Sales motivation may not be as simple as you think.
Many organizations rely on traditional punishment-and-reward systems to motivate reps. But in his book “Drive: The Surprising Truth About What Motivates Us,” author Daniel Pink explains that more powerful forms of sales motivation can come from intrinsic sources. He points to multitudes of research that identify autonomy, mastery and purpose as powerful motivators, saying that the science confirms what we already know in our hearts:
“We know that human beings are not merely smaller, slower, better-smelling donkeys trudging after that day’s carrot. We know – if we’ve spent time with young children or remember ourselves at our best – that we’re not destined to be passive and compliant. We’re designed to be active and engaged. And we know that the richest experiences in our lives aren’t when we’re clamoring for validation from others, but when we’re listening to our own voice – doing something that matters, doing it well, and doing it in the service of a cause larger than ourselves.”
Now, we’re not saying you should drop your current compensation structure. But the book presents compelling evidence for these intrinsic motivators. Here’s a brief summary of Daniel’s findings, as well as how you might benefit from using these as sources of sales motivation for your team.
3 researched-based sales motivation sources
Sales Motivation Source #1: Autonomy
Daniel defines the autonomy drive as, “The desire to direct our own lives.” People crave freedom to perform tasks and complete projects in their own creative ways. Research shows that given the ability to embrace individuality, employees become more productive.
The book cites a Cornell University study of 320 small businesses. Half of the businesses granted workers autonomy, but the other half relied on top-down direction. The autonomous organizations not only grew four times faster than the control-oriented ones, but they had one-third less turnover.
Daniel goes on to explain that autonomy is the opposite of control. Whereas control leads to compliance, autonomy leads to engagement. But autonomy is also different than independence.
“It’s not the rugged, go-it-alone, rely-on-nobody individualism of the American cowboy. [Autonomy] means acting with choice – which means we can be both autonomous and happily interdependent with others,” Daniel writes in his book.
Use autonomy as sales motivation by offering your reps the freedom to perform selling tasks in their own way. Once you define the key activity metrics for your reps, let them be creative in how they prospect, nurture and close opportunities. (New sales reps need more guidance than autonomy. Start by giving them a small amount of room for creativity, then slowly increase it as they gain sales experience.)
Sales Motivation Source #2: Mastery
The book describes mastery as the urge to get better and better at something that matters. As someone who has worked up to the role of sales leader, you probably understand this drive.
“A study of 11,000 industrial scientists and engineers working at companies in the United States found that the desire for intellectual challenge – that is, the urge to master something new and engaging – was the best predictor of productivity,” Daniel explains. “Scientists motivated by this intrinsic desire filed significantly more patents than those whose main motivation was money, even [accounting] for the amount of effort each group expended.”
Of course, not everyone achieves total mastery.

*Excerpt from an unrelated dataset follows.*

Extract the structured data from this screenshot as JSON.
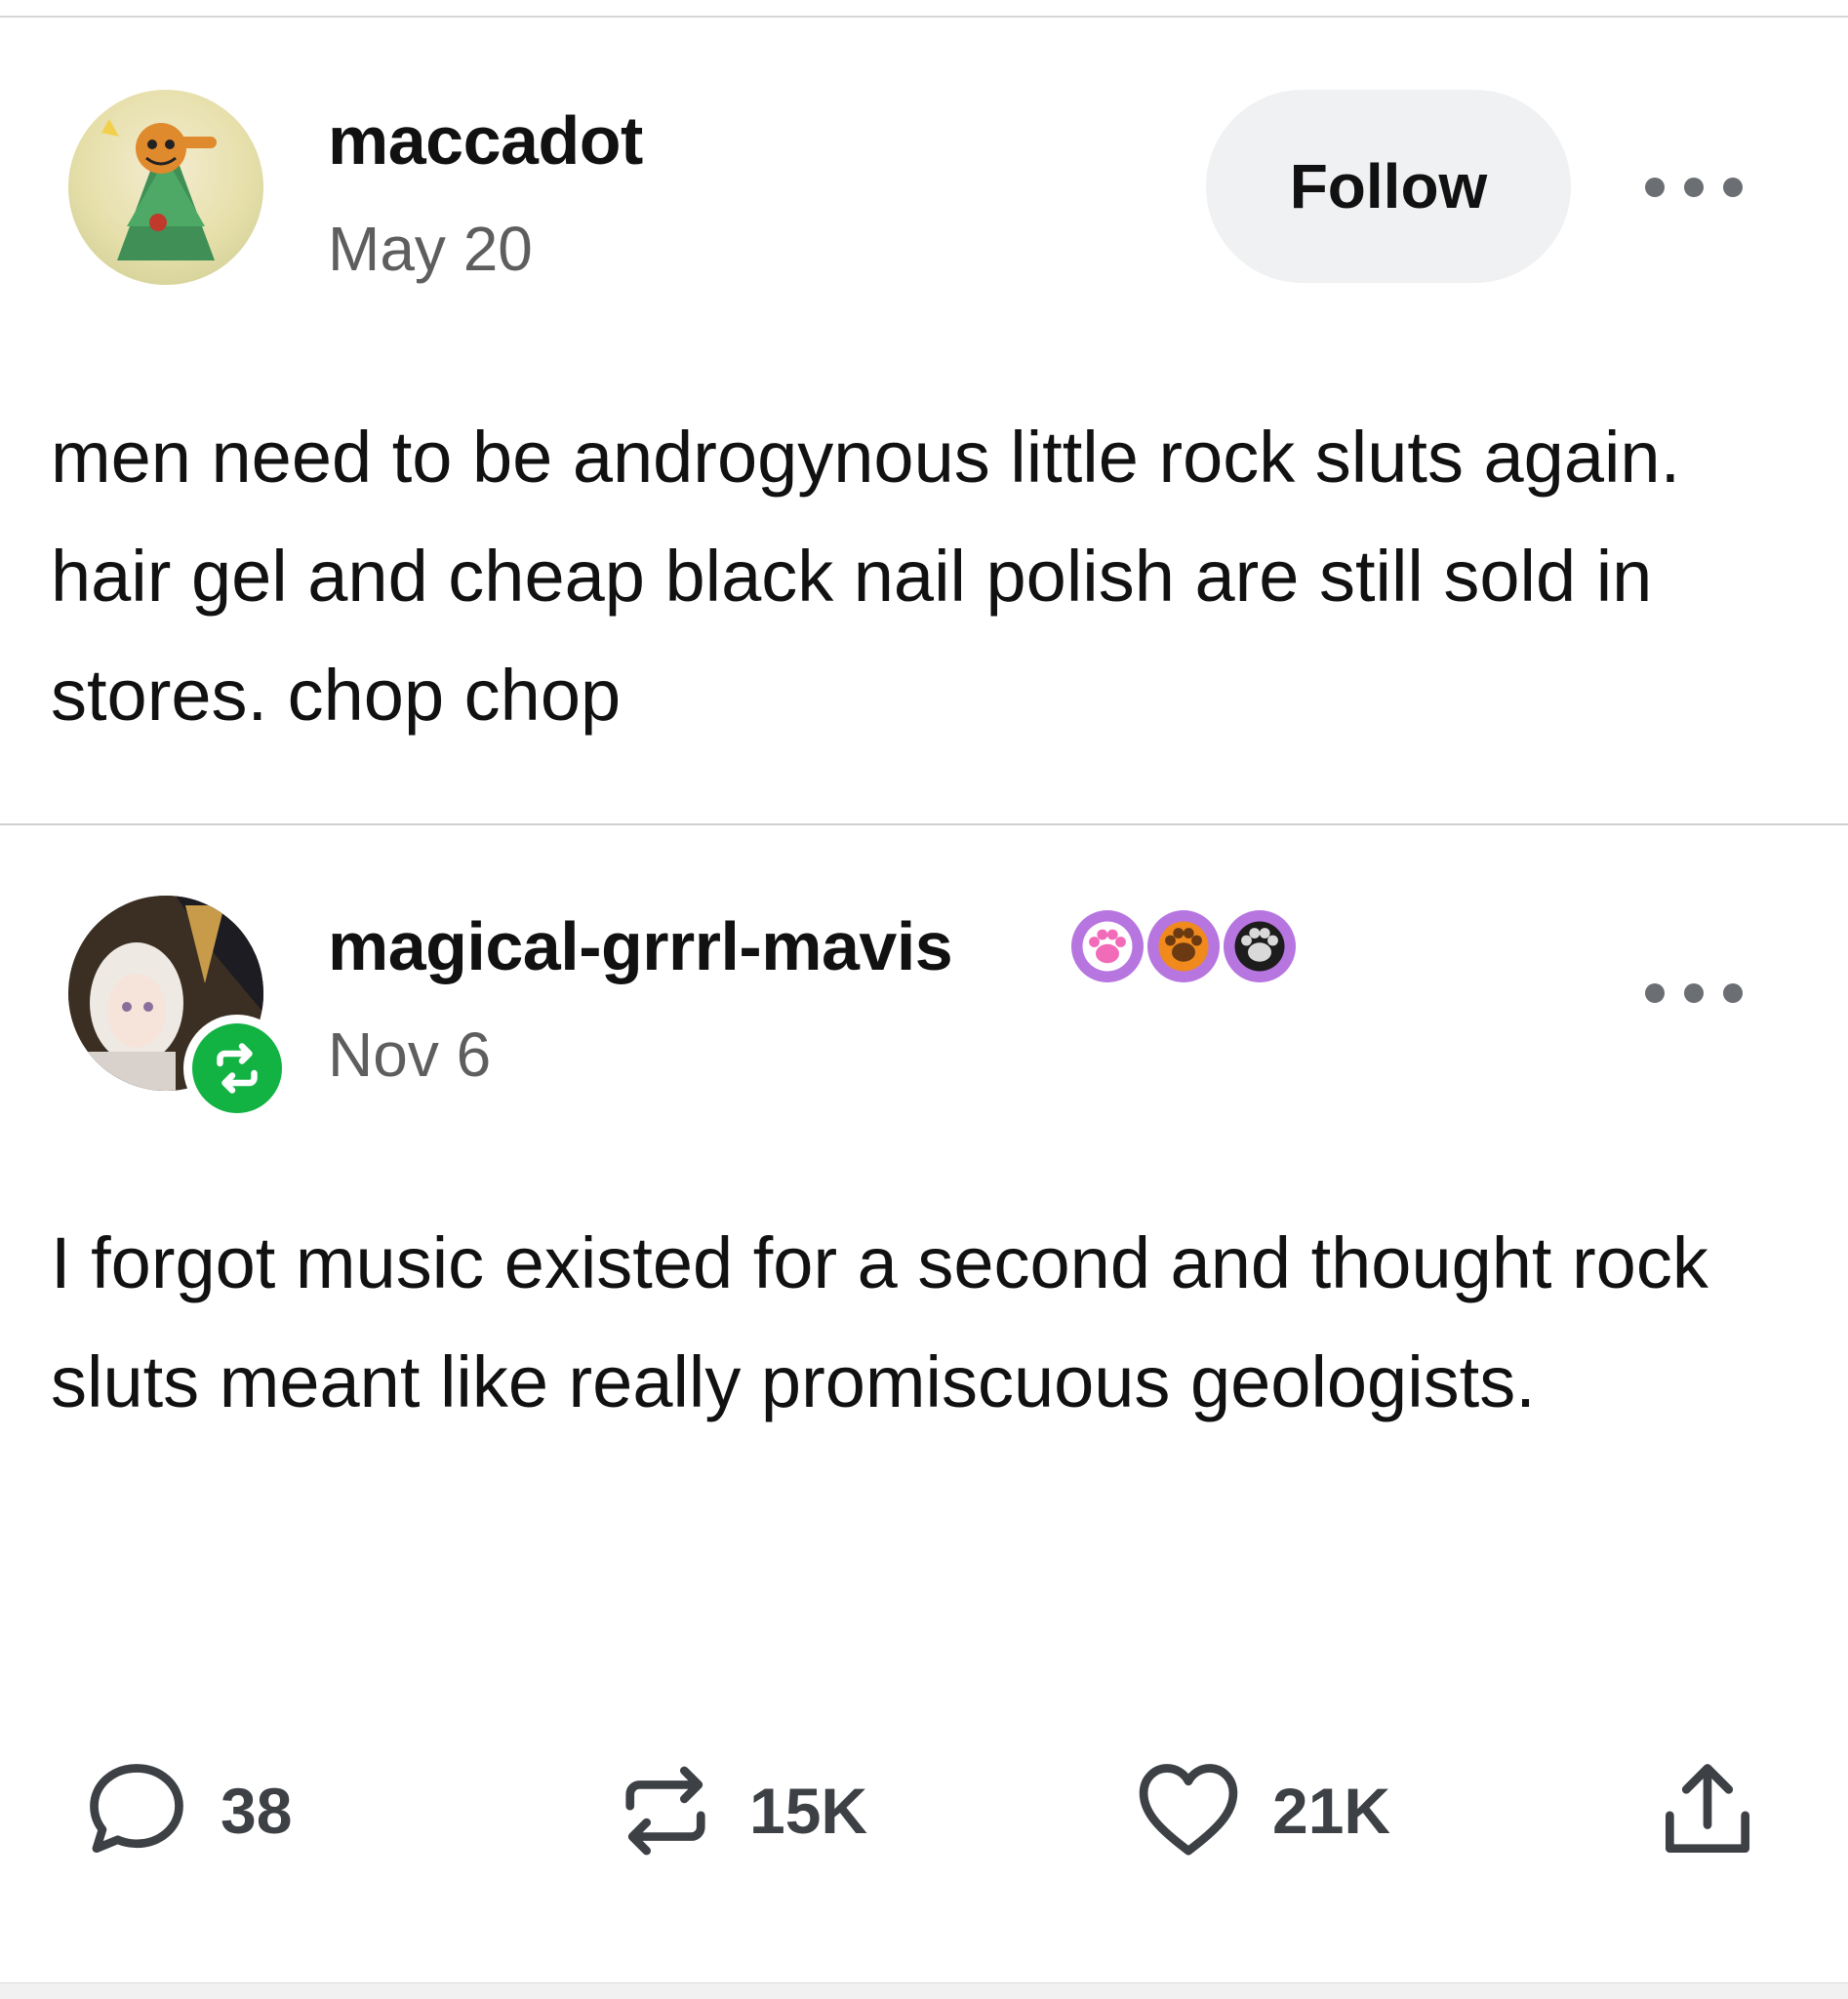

But this source of sales motivation comes from the satisfaction of doing work toward a goal.
“The days that people make progress are the days they feel most motivated and engaged,” Daniel writes. “By creating conditions for people to make progress, shining a light on that progress, recognizing and celebrating progress, organizations can help their own cause and enrich people’s lives.”

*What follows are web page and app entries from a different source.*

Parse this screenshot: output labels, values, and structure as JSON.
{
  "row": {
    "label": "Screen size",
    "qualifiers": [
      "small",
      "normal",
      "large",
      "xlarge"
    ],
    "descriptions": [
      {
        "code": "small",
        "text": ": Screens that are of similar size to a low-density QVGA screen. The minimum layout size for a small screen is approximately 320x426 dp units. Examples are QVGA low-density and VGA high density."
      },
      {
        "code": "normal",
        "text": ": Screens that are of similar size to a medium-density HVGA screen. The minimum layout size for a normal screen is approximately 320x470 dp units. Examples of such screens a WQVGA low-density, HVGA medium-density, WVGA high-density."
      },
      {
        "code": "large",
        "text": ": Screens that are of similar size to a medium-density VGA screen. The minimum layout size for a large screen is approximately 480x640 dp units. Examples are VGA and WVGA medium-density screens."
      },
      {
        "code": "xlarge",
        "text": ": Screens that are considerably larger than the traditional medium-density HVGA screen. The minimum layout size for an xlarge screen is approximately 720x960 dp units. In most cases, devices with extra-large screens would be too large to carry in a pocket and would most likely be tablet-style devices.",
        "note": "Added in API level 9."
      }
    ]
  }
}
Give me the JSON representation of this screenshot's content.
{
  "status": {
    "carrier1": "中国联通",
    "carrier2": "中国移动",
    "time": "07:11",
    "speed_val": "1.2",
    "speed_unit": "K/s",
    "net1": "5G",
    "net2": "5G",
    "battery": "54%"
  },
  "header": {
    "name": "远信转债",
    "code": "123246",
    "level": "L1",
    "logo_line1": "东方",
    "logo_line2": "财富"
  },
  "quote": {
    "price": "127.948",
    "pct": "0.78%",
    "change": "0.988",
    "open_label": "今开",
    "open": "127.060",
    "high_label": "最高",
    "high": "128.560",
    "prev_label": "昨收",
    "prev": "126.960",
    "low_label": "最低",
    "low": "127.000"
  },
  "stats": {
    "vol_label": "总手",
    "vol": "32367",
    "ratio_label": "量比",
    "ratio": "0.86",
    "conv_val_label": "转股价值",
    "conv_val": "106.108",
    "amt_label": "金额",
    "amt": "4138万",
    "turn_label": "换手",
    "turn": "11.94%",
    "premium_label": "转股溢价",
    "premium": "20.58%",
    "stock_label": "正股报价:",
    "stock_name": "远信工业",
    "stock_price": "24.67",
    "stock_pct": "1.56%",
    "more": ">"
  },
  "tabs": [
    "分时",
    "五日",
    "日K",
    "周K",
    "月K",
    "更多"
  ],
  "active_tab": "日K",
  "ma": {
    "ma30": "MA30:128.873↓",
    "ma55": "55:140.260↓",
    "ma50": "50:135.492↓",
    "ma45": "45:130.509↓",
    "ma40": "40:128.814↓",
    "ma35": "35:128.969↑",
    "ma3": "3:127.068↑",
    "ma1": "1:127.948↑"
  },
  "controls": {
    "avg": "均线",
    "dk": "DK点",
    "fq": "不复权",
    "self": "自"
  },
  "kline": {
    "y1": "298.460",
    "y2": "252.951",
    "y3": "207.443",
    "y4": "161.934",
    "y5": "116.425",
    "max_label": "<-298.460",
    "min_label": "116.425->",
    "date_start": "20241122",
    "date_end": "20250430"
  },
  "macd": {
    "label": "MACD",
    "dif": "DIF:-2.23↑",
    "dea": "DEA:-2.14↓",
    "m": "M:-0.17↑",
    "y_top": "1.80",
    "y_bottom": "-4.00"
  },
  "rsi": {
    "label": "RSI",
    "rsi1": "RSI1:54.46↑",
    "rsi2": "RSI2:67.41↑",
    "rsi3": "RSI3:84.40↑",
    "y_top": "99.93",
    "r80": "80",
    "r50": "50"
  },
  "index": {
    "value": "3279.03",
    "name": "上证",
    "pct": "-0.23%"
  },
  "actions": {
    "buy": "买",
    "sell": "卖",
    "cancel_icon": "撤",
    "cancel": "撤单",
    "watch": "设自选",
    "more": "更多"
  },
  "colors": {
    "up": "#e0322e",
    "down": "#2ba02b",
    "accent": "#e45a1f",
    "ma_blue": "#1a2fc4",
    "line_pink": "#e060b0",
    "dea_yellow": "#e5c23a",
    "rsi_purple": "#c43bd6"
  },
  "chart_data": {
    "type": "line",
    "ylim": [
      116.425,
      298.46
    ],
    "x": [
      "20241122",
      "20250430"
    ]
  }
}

Sales Motivation Source #3: Purpose
The final source of intrinsic motivation Daniel delineates is the yearning to do what we do in the service of something larger than ourselves.
“Autonomous people working toward mastery perform at very high levels,” Daniel writes. “But those who do so in the service of some greater objective can achieve even more. The most deeply motivated people – not to mention those who are most productive and satisfied – hitch their desires to a cause larger than themselves.”
Daniel shared an example of physicians in high-profile settings like the Mayo Clinic, where they face pressures and demands that often lead to burnout. During a field experiment at the facility, doctors were allowed to spend one day each week on the part of their role that was the most meaningful to them, such as patient care, research or community service. The study found that this small change could reduce the physical and emotional exhaustion experienced by these doctors.
“It’s often difficult to do something exceptionally well if we don’t know the reasons we’re doing it in the first place,” Daniel writes. “People at work are thirsting for context, yearning to know that what they do contributes to a larger whole.”
Help reps define personal or professional goals they can focus on when times get tough. Personal goals can be anything from traveling the world to supporting a family. Professional goals might include becoming a sales leader or making the President’s Club. Let reps identify what gives them purpose, and then help them work toward it.
These research-based intrinsic motivators can be powerful sources of sales motivation. To learn more about the research Daniel collected, check out his TED Talk.